Scientists studied bornean orangutan choosing to see how hard plants affected enamel.
They discovered that microscopic wells were not made by hard plant tissue, such as nuts and seeds, as expected.
“If teeth don’t show extensive pits and scars, this doesn’t necessarily exclude the consumption of hard-food items,” said Dr. van Casteren.
The study highlighted a little known group of old people known as austrolopiths who had large, powerful jaws.
It is suspected that they also had extremely powerful jaw muscles, comparable to some modern primates.
“All of these morphological characteristics seem to indicate that they had the capacity to produce large bite forces and were therefore likely to be chopped on a diet of hard or bulky food products such as nuts, seeds or underground sources such as tubers,” said Dr. van Casteren.
Researchers attached small pieces of seed trays to a probe and repeatedly dragged them over the enamel of a bornean orangutan molar tooth. The seed fragments did not make large pits, scratches or breaks in the glaze, the researchers found – only shallow grooves (photo)

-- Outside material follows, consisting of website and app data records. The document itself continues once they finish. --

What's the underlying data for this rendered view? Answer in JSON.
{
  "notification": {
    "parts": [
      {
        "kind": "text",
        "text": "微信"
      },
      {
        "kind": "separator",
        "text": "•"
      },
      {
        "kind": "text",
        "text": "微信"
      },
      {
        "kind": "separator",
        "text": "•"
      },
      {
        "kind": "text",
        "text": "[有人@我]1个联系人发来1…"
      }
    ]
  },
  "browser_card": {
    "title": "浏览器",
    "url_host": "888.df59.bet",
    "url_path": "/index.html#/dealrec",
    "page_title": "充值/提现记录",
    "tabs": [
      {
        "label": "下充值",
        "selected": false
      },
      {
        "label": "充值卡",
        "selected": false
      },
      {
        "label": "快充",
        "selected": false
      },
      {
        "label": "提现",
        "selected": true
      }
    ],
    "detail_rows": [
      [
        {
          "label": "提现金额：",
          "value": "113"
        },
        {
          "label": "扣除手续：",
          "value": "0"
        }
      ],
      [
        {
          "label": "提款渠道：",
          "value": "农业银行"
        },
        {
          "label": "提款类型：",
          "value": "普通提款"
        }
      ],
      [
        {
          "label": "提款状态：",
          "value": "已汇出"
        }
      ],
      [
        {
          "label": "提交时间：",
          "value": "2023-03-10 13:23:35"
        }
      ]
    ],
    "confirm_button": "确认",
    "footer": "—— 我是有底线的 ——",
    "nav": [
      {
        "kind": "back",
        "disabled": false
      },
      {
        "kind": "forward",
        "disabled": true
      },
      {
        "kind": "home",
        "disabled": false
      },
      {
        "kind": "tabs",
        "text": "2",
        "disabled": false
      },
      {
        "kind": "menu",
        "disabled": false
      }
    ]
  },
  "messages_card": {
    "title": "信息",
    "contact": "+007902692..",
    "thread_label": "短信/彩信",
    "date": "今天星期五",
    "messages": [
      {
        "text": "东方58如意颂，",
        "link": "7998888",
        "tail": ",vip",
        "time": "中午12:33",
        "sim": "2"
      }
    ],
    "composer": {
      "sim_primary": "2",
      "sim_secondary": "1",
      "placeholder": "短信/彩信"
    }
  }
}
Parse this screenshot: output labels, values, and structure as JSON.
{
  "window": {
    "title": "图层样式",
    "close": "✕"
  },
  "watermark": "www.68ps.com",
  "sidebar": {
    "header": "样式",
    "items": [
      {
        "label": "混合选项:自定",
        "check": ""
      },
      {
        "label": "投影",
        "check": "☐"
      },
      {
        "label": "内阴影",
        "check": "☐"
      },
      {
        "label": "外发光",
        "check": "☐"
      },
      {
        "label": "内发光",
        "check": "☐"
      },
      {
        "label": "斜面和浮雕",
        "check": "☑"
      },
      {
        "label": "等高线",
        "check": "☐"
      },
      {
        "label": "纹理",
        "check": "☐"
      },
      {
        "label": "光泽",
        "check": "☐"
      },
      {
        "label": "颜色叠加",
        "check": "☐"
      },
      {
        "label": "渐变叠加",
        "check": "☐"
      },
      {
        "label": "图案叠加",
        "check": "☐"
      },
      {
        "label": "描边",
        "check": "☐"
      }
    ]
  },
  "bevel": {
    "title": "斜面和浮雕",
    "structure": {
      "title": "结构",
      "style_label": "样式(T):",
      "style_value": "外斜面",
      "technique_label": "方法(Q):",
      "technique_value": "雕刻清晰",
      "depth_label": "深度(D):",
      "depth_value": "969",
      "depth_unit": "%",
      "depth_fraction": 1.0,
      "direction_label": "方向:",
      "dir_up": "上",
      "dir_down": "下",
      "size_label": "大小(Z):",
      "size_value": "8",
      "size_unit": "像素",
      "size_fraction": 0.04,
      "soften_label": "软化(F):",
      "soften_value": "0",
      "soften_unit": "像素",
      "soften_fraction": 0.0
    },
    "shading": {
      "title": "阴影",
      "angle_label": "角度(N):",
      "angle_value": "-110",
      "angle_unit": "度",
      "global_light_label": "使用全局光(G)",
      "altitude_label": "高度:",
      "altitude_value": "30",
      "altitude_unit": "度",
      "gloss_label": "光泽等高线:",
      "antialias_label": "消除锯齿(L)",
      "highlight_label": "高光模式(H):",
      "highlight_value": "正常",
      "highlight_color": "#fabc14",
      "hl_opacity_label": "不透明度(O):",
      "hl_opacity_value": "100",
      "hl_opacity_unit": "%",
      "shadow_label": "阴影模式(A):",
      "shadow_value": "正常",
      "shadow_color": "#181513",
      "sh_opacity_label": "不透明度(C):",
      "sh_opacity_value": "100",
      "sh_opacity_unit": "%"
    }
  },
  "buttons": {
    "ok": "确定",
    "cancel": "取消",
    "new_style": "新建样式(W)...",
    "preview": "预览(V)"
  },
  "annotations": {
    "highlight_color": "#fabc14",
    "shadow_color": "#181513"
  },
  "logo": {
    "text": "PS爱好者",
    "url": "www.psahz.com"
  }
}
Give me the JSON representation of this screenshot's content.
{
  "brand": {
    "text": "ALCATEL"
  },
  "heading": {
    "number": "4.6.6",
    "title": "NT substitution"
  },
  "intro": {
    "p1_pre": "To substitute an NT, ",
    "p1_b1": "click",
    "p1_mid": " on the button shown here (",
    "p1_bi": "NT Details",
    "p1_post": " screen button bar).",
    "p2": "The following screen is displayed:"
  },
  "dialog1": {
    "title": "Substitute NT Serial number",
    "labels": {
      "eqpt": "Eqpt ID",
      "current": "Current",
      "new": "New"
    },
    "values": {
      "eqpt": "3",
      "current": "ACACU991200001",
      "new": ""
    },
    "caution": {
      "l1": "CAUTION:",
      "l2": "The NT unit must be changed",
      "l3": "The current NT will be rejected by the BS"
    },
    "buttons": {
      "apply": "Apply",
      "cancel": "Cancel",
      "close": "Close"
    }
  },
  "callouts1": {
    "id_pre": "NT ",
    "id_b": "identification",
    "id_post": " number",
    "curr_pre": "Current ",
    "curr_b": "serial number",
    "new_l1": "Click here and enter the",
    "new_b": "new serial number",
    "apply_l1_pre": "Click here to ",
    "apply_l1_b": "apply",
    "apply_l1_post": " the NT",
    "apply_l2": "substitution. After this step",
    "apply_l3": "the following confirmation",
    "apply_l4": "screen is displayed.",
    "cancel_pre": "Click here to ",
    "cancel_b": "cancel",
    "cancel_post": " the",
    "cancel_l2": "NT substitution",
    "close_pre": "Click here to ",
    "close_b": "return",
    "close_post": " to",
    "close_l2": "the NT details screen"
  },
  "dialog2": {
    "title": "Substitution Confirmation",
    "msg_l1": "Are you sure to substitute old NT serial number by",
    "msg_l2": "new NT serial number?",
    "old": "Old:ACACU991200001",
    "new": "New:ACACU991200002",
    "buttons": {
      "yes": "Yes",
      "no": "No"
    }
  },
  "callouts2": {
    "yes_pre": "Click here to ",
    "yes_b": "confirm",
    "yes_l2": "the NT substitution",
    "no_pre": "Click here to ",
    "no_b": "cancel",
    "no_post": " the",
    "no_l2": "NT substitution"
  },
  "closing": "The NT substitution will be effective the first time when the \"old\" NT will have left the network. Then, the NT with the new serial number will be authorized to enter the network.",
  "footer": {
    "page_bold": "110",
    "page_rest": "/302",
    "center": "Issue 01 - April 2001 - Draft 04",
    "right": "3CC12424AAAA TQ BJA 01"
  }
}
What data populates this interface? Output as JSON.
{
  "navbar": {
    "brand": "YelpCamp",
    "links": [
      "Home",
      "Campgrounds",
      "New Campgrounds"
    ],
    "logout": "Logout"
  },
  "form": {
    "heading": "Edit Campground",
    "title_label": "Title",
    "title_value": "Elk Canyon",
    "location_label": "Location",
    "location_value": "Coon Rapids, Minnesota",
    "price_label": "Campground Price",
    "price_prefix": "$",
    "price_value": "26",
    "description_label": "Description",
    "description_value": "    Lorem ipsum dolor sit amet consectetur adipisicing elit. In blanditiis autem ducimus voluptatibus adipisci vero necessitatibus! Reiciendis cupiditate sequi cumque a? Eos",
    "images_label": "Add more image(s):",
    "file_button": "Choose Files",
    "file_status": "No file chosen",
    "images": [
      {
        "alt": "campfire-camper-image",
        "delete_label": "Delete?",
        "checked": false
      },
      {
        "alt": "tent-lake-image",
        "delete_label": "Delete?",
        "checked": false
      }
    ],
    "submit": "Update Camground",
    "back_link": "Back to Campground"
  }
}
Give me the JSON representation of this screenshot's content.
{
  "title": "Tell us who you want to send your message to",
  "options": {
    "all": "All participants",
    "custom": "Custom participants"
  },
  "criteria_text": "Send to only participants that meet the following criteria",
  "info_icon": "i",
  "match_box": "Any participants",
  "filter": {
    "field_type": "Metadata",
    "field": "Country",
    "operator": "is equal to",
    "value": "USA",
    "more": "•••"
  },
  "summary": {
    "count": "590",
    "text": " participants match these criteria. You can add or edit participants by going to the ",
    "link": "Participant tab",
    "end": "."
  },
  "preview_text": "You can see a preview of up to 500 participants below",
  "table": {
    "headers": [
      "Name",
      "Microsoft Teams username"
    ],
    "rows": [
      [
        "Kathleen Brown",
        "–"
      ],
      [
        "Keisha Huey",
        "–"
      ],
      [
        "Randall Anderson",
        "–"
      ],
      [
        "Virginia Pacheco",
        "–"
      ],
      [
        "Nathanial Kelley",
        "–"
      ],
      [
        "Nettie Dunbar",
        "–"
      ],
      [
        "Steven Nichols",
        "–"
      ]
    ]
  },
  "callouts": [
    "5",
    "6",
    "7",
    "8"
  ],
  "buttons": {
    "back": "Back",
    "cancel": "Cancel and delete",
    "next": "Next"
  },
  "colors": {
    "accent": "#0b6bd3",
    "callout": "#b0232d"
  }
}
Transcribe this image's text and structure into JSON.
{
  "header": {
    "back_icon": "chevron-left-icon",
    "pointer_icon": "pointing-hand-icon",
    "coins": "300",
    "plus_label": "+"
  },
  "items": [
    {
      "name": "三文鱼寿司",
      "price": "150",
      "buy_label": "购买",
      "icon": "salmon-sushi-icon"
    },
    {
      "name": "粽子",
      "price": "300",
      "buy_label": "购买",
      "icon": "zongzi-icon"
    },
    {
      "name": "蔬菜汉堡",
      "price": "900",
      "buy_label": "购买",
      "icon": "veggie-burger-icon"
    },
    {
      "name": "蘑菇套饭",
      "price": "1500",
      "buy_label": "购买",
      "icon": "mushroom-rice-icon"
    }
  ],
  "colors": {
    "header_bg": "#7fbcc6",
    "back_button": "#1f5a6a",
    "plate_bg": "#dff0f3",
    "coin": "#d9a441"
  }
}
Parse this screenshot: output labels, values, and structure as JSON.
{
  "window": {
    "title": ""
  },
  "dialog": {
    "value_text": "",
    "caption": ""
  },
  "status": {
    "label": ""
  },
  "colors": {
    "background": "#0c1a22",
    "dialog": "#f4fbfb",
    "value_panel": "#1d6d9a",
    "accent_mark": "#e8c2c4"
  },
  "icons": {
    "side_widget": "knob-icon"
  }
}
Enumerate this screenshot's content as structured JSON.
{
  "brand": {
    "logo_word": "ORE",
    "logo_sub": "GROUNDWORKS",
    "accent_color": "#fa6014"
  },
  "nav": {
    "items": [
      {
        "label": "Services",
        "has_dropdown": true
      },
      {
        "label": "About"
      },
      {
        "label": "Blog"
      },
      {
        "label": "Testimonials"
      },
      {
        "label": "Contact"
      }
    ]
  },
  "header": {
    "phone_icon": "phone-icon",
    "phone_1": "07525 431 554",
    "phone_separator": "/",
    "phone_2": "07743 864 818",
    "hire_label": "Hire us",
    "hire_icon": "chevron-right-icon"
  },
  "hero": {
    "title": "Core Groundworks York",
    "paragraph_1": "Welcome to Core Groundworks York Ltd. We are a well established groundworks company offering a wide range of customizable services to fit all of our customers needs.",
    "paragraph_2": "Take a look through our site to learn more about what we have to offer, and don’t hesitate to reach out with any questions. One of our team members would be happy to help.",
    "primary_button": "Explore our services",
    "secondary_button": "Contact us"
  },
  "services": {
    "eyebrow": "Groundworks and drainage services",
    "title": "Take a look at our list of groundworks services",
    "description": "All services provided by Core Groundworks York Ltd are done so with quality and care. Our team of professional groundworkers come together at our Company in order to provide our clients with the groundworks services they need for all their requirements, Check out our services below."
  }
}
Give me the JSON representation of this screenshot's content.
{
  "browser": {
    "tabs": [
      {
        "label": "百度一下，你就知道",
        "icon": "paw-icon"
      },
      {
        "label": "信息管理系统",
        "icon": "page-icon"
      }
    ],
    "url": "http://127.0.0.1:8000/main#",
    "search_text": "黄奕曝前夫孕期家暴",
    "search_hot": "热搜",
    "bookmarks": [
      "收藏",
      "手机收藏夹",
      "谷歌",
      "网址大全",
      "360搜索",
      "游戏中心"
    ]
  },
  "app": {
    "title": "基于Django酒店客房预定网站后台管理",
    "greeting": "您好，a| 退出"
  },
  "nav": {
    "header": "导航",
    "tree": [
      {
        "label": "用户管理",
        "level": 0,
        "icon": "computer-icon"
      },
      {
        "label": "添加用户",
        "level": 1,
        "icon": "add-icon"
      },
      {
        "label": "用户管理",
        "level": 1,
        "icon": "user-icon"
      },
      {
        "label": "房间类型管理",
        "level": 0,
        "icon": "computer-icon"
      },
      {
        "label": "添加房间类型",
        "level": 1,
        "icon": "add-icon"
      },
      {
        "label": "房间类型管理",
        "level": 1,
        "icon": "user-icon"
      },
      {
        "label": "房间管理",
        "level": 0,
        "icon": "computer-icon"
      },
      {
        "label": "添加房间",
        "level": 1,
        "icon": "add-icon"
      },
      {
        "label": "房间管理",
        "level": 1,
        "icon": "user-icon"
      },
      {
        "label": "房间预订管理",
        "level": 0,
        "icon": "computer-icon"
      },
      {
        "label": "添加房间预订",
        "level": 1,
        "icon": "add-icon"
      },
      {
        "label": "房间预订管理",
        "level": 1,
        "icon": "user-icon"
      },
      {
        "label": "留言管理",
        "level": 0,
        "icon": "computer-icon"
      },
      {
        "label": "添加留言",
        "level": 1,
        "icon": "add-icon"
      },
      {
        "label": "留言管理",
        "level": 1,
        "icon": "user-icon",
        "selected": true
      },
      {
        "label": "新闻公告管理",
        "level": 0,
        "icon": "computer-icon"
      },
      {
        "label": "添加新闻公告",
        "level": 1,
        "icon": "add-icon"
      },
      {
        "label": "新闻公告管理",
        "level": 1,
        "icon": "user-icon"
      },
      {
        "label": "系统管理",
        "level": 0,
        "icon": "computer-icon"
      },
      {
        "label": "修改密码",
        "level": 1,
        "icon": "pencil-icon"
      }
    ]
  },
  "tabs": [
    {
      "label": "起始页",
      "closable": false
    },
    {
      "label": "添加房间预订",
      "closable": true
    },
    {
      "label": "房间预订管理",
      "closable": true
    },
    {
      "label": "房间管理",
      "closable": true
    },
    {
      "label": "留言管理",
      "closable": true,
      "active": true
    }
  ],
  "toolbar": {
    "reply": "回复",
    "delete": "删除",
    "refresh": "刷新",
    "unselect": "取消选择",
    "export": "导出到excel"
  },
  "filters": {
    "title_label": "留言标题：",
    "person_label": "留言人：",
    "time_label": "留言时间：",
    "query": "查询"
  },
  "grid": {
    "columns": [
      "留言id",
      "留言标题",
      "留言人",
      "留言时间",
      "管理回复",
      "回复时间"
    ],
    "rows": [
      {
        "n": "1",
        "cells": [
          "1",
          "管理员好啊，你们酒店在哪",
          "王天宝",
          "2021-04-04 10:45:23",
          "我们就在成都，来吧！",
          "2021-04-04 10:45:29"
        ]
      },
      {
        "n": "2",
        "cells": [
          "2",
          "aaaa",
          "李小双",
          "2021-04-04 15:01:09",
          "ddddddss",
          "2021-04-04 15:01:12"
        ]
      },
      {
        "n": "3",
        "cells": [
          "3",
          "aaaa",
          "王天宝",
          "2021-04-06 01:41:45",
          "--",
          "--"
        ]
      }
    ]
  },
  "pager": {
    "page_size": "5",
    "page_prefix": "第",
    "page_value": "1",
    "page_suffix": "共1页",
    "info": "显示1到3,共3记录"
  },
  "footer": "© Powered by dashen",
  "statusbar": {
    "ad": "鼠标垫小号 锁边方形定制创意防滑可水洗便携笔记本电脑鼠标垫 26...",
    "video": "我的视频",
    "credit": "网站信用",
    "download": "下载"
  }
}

Researchers attached small pieces of seed trays to a probe and dragged them repeatedly over the enamel of a Bornean moland.
A total of 16 different tests were performed to replicate three types of nuts that form modern primates diets, each with different hardness.
Researchers also dragged the seeds with the same amount of force as a jaw would cause.
The seed fragments did not make large pits, scratches or breaks in the enamel, the researchers found.
There were a few shallow grooves, but the scientists saw nothing to indicate that hard plant tissues could make an important contribution to dental micro clothing.
However, the seed fragments themselves showed signs of degradation because they were rubbed against the enamel.
Researchers now believe that large australopithic jaws could be used to chew large amounts of seeds and that it would not damage the teeth.
“And that makes perfect sense in terms of the shape of their teeth,” said Peter Lucas, co-author of the Smithsonian Tropical Research Institute, “because the blunt, low-cut shape of their molars is ideal for that.”
“Consuming many very small hard seeds probably requires large biting forces to grind all grains,” said Dr. van Casteren.
“In the light of our new findings, it is likely that small, hard objects such as grass seeds or sedge nuts were a food for early hominids.”
WHEN DO PEOPLE HAVE FIRST FIRST?
The timeline of human evolution can be traced back millions of years. Experts estimate that the family tree as such goes:
55 million years ago – First primitive primates evolve
15 million years ago – Hominidae (great apes) evolve from the ancestors of the gibbon
7 million years ago – First gorillas evolve. Later chimp and human lines diverge
A recreation of a Neanderthal is shown
5.5 million years ago – Ardipithecus, sharing early ‘proto-human’ traits with chimpanzees and gorillas
4 million years ago – Monkey like early people, the Australopithecines appeared. They had brains no larger than those of a chimpanzee, but other, more human traits
3.9-2.9 million years ago – Australoipithecus afarensis lived in Africa.
2.7 million years ago – Paranthropus, lived in forests and had huge jaws to chew
2.6 million years ago – Hand axes become the first major technological innovation
2.3 million years ago – Homo habilis first thought to have appeared in Africa
1.85 million years ago – First ‘modern’ hand appears
1.8 million years ago – Homo ergaster begins to appear in fossils
800,000 years ago – Early people control fire and create fireplaces. The brain size is increasing rapidly
400,000 years agoO – Neanderthals appear for the first time and spread across Europe and Asia
300,000 to 200,000 years ago – Homo sapiens – modern people – appear in Africa
50,000 to 40,000 years ago – Modern people reach Europe